Rating agency puts the country deeper into junk territory with a B rating and a negative outlook
Fitch Ratings on Wednesday cut Bolivia’s long-term sovereign foreign currency credit rating to B from B+, further pushing it down into junk territory, citing deteriorating economic growth prospects, public finances and political tensions.
The outlook for the rating was revised to stable from negative, Fitch said in a statement.
“Fitch projects Bolivia’s economy will contract by 7.5% in 2020 (having already fallen 8.0% in H1 according to the monthly activity index), reflecting a severe blow to domestic and external demand from the coronavirus pandemic and strict lockdown measures, as well as supply-side disruptions from the August road blockades and broader political turmoil,” Fitch said.

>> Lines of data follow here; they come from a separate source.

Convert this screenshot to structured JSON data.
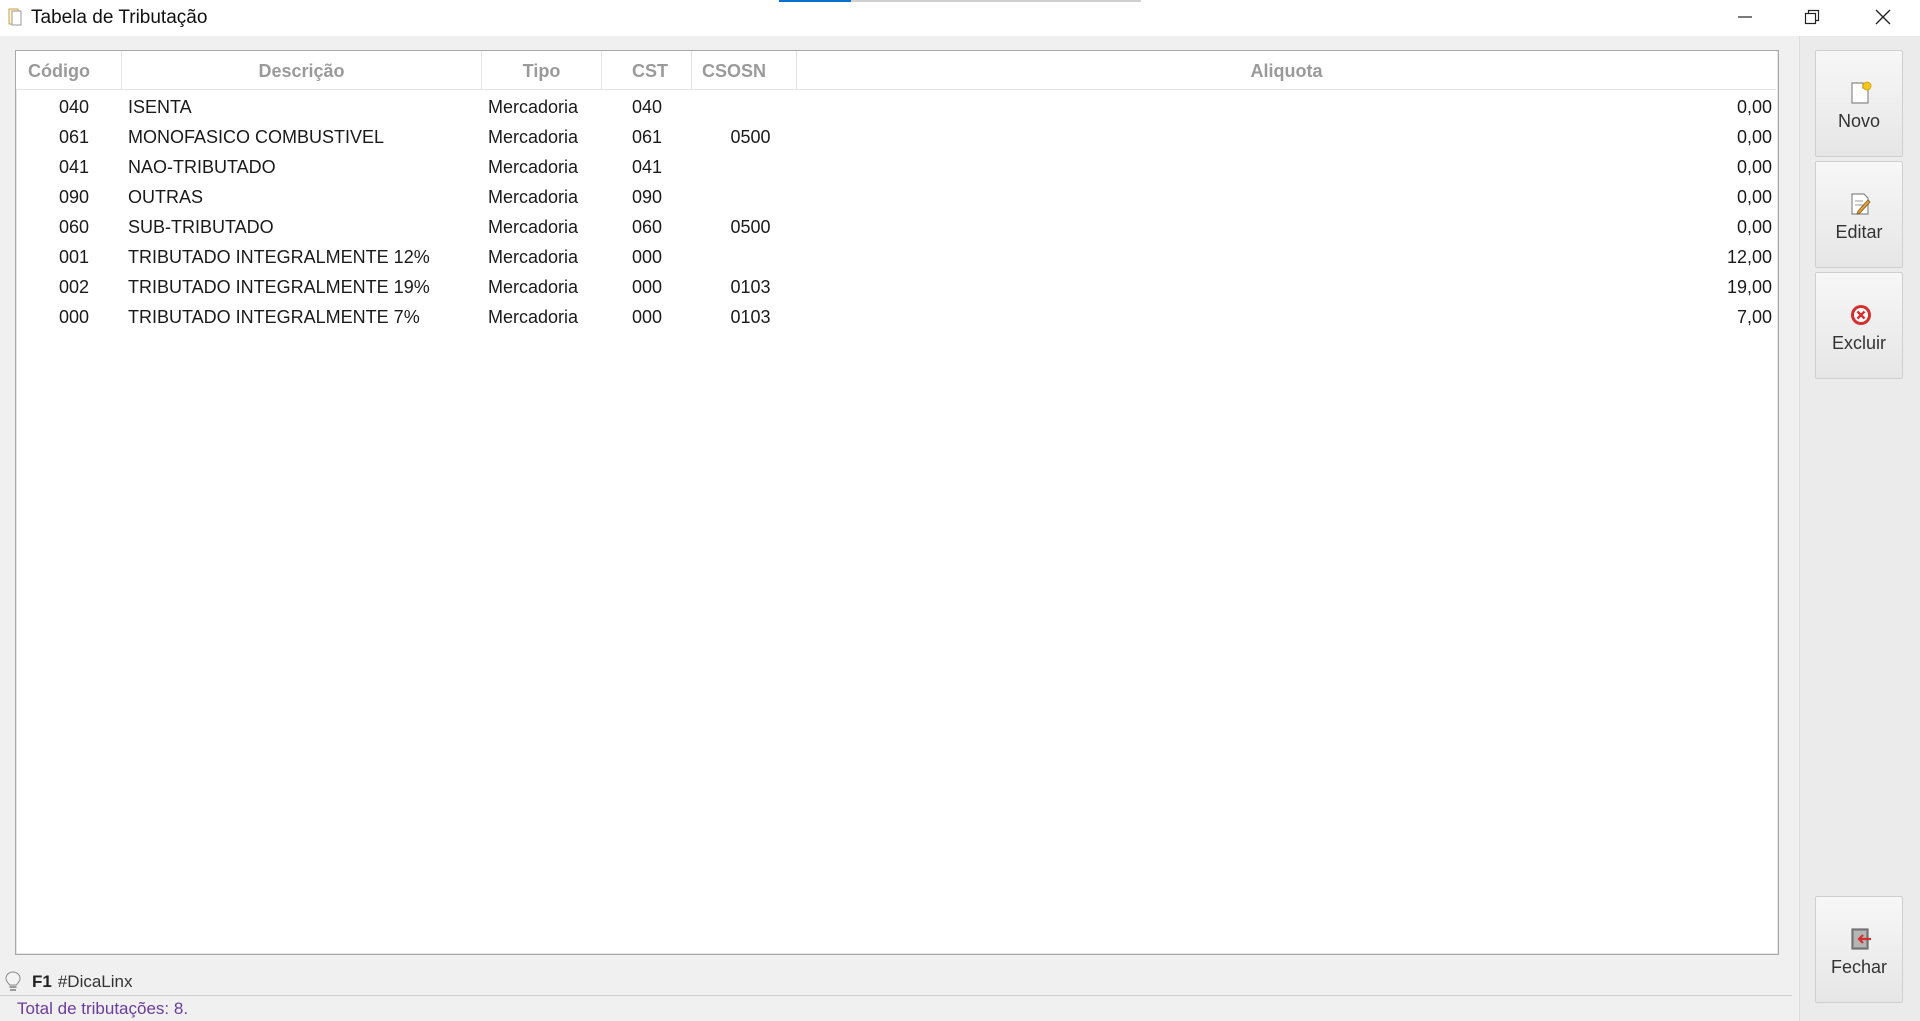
{
  "window": {
    "title": "Tabela de Tributação"
  },
  "grid": {
    "columns": {
      "codigo": "Código",
      "descricao": "Descrição",
      "tipo": "Tipo",
      "cst": "CST",
      "csosn": "CSOSN",
      "aliquota": "Aliquota"
    },
    "rows": [
      {
        "codigo": "040",
        "descricao": "ISENTA",
        "tipo": "Mercadoria",
        "cst": "040",
        "csosn": "",
        "aliquota": "0,00"
      },
      {
        "codigo": "061",
        "descricao": "MONOFASICO COMBUSTIVEL",
        "tipo": "Mercadoria",
        "cst": "061",
        "csosn": "0500",
        "aliquota": "0,00"
      },
      {
        "codigo": "041",
        "descricao": "NAO-TRIBUTADO",
        "tipo": "Mercadoria",
        "cst": "041",
        "csosn": "",
        "aliquota": "0,00"
      },
      {
        "codigo": "090",
        "descricao": "OUTRAS",
        "tipo": "Mercadoria",
        "cst": "090",
        "csosn": "",
        "aliquota": "0,00"
      },
      {
        "codigo": "060",
        "descricao": "SUB-TRIBUTADO",
        "tipo": "Mercadoria",
        "cst": "060",
        "csosn": "0500",
        "aliquota": "0,00"
      },
      {
        "codigo": "001",
        "descricao": "TRIBUTADO INTEGRALMENTE 12%",
        "tipo": "Mercadoria",
        "cst": "000",
        "csosn": "",
        "aliquota": "12,00"
      },
      {
        "codigo": "002",
        "descricao": "TRIBUTADO INTEGRALMENTE 19%",
        "tipo": "Mercadoria",
        "cst": "000",
        "csosn": "0103",
        "aliquota": "19,00"
      },
      {
        "codigo": "000",
        "descricao": "TRIBUTADO INTEGRALMENTE 7%",
        "tipo": "Mercadoria",
        "cst": "000",
        "csosn": "0103",
        "aliquota": "7,00"
      }
    ]
  },
  "actions": {
    "novo": "Novo",
    "editar": "Editar",
    "excluir": "Excluir",
    "fechar": "Fechar"
  },
  "tip": {
    "key": "F1",
    "text": "#DicaLinx"
  },
  "status": {
    "text": "Total de tributações: 8."
  },
  "colors": {
    "status_text": "#6a3d9a",
    "header_text": "#9a9a9a",
    "excluir_icon": "#d32f2f",
    "fechar_icon": "#d32f2f",
    "novo_icon_star": "#f5c518"
  }
}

Economic growth is projected to recover to 3.9% in 2021, “but the outlook is highly uncertain given a lack of clarity on policy plans,” Fitch said.
Bolivian’s head to the polls on October 18th for a general election that is occurring after several postponements.

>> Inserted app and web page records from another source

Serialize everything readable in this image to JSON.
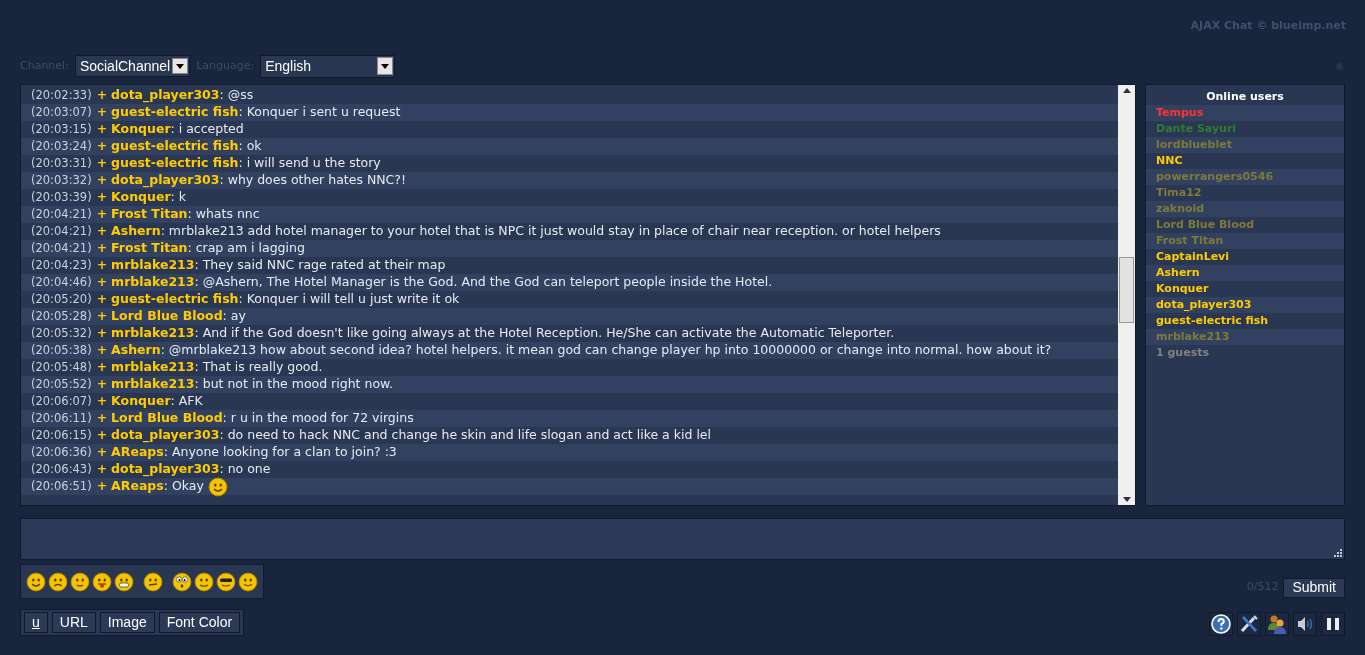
{
  "copyright": "AJAX Chat © blueimp.net",
  "channel": {
    "label": "Channel:",
    "value": "SocialChannel"
  },
  "language": {
    "label": "Language:",
    "value": "English"
  },
  "messages": [
    {
      "time": "(20:02:33)",
      "marker": "+",
      "user": "dota_player303",
      "text": ": @ss",
      "emoticon": false
    },
    {
      "time": "(20:03:07)",
      "marker": "+",
      "user": "guest-electric fish",
      "text": ": Konquer i sent u request",
      "emoticon": false
    },
    {
      "time": "(20:03:15)",
      "marker": "+",
      "user": "Konquer",
      "text": ": i accepted",
      "emoticon": false
    },
    {
      "time": "(20:03:24)",
      "marker": "+",
      "user": "guest-electric fish",
      "text": ": ok",
      "emoticon": false
    },
    {
      "time": "(20:03:31)",
      "marker": "+",
      "user": "guest-electric fish",
      "text": ": i will send u the story",
      "emoticon": false
    },
    {
      "time": "(20:03:32)",
      "marker": "+",
      "user": "dota_player303",
      "text": ": why does other hates NNC?!",
      "emoticon": false
    },
    {
      "time": "(20:03:39)",
      "marker": "+",
      "user": "Konquer",
      "text": ": k",
      "emoticon": false
    },
    {
      "time": "(20:04:21)",
      "marker": "+",
      "user": "Frost Titan",
      "text": ": whats nnc",
      "emoticon": false
    },
    {
      "time": "(20:04:21)",
      "marker": "+",
      "user": "Ashern",
      "text": ": mrblake213 add hotel manager to your hotel that is NPC it just would stay in place of chair near reception. or hotel helpers",
      "emoticon": false
    },
    {
      "time": "(20:04:21)",
      "marker": "+",
      "user": "Frost Titan",
      "text": ": crap am i lagging",
      "emoticon": false
    },
    {
      "time": "(20:04:23)",
      "marker": "+",
      "user": "mrblake213",
      "text": ": They said NNC rage rated at their map",
      "emoticon": false
    },
    {
      "time": "(20:04:46)",
      "marker": "+",
      "user": "mrblake213",
      "text": ": @Ashern, The Hotel Manager is the God. And the God can teleport people inside the Hotel.",
      "emoticon": false
    },
    {
      "time": "(20:05:20)",
      "marker": "+",
      "user": "guest-electric fish",
      "text": ": Konquer i will tell u just write it ok",
      "emoticon": false
    },
    {
      "time": "(20:05:28)",
      "marker": "+",
      "user": "Lord Blue Blood",
      "text": ": ay",
      "emoticon": false
    },
    {
      "time": "(20:05:32)",
      "marker": "+",
      "user": "mrblake213",
      "text": ": And if the God doesn't like going always at the Hotel Reception. He/She can activate the Automatic Teleporter.",
      "emoticon": false
    },
    {
      "time": "(20:05:38)",
      "marker": "+",
      "user": "Ashern",
      "text": ": @mrblake213 how about second idea? hotel helpers. it mean god can change player hp into 10000000 or change into normal. how about it?",
      "emoticon": false
    },
    {
      "time": "(20:05:48)",
      "marker": "+",
      "user": "mrblake213",
      "text": ": That is really good.",
      "emoticon": false
    },
    {
      "time": "(20:05:52)",
      "marker": "+",
      "user": "mrblake213",
      "text": ": but not in the mood right now.",
      "emoticon": false
    },
    {
      "time": "(20:06:07)",
      "marker": "+",
      "user": "Konquer",
      "text": ": AFK",
      "emoticon": false
    },
    {
      "time": "(20:06:11)",
      "marker": "+",
      "user": "Lord Blue Blood",
      "text": ": r u in the mood for 72 virgins",
      "emoticon": false
    },
    {
      "time": "(20:06:15)",
      "marker": "+",
      "user": "dota_player303",
      "text": ": do need to hack NNC and change he skin and life slogan and act like a kid lel",
      "emoticon": false
    },
    {
      "time": "(20:06:36)",
      "marker": "+",
      "user": "AReaps",
      "text": ": Anyone looking for a clan to join? :3",
      "emoticon": false
    },
    {
      "time": "(20:06:43)",
      "marker": "+",
      "user": "dota_player303",
      "text": ": no one",
      "emoticon": false
    },
    {
      "time": "(20:06:51)",
      "marker": "+",
      "user": "AReaps",
      "text": ": Okay",
      "emoticon": true
    }
  ],
  "online_users": {
    "title": "Online users",
    "users": [
      {
        "name": "Tempus",
        "color": "#ff3333"
      },
      {
        "name": "Dante Sayuri",
        "color": "#2e7d32"
      },
      {
        "name": "lordblueblet",
        "color": "#7d7a3c"
      },
      {
        "name": "NNC",
        "color": "#ffcc00"
      },
      {
        "name": "powerrangers0546",
        "color": "#7d7a3c"
      },
      {
        "name": "Tima12",
        "color": "#7d7a3c"
      },
      {
        "name": "zaknoid",
        "color": "#7d7a3c"
      },
      {
        "name": "Lord Blue Blood",
        "color": "#7d7a3c"
      },
      {
        "name": "Frost Titan",
        "color": "#7d7a3c"
      },
      {
        "name": "CaptainLevi",
        "color": "#ffcc00"
      },
      {
        "name": "Ashern",
        "color": "#ffcc00"
      },
      {
        "name": "Konquer",
        "color": "#ffcc00"
      },
      {
        "name": "dota_player303",
        "color": "#ffcc00"
      },
      {
        "name": "guest-electric fish",
        "color": "#ffcc00"
      },
      {
        "name": "mrblake213",
        "color": "#7d7a3c"
      },
      {
        "name": "1 guests",
        "color": "#808080"
      }
    ]
  },
  "counter": "0/512",
  "submit": "Submit",
  "emoticons": [
    {
      "kind": "happy"
    },
    {
      "kind": "sad"
    },
    {
      "kind": "wink"
    },
    {
      "kind": "tongue"
    },
    {
      "kind": "grin"
    },
    {
      "kind": "confused"
    },
    {
      "kind": "surprised"
    },
    {
      "kind": "eyes"
    },
    {
      "kind": "cool"
    },
    {
      "kind": "smile"
    }
  ],
  "format_buttons": [
    {
      "label": "u",
      "underline": true
    },
    {
      "label": "URL",
      "underline": false
    },
    {
      "label": "Image",
      "underline": false
    },
    {
      "label": "Font Color",
      "underline": false
    }
  ]
}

“Political and social polarization has intensified in this period, culminating in violence and road blockades in August. Political tensions could persist post-election, and any government is unlikely to count on a strong legislative majority, posing challenges to the smooth implementation of policy adjustments and reforms to improve growth prospects,” Fitch said.

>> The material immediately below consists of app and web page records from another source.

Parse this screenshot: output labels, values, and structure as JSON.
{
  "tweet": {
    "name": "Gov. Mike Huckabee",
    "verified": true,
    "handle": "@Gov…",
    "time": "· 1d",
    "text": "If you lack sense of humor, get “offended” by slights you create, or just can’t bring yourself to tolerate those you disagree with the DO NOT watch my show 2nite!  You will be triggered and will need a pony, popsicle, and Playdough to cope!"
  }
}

The interim president, Jeanine Áñez, dropped out of the race. She took over in a power vacuum after former President Evo Morales was forced to step down after widespread protests over alleged electoral fraud. Morales is in exile in Argentina.
The decision by Fitch to lower the rating to B matches the same level as Moody’s decision on September 23 to cut its credit rating on Bolivia to B2 with a stable outlook, citing similar reasons.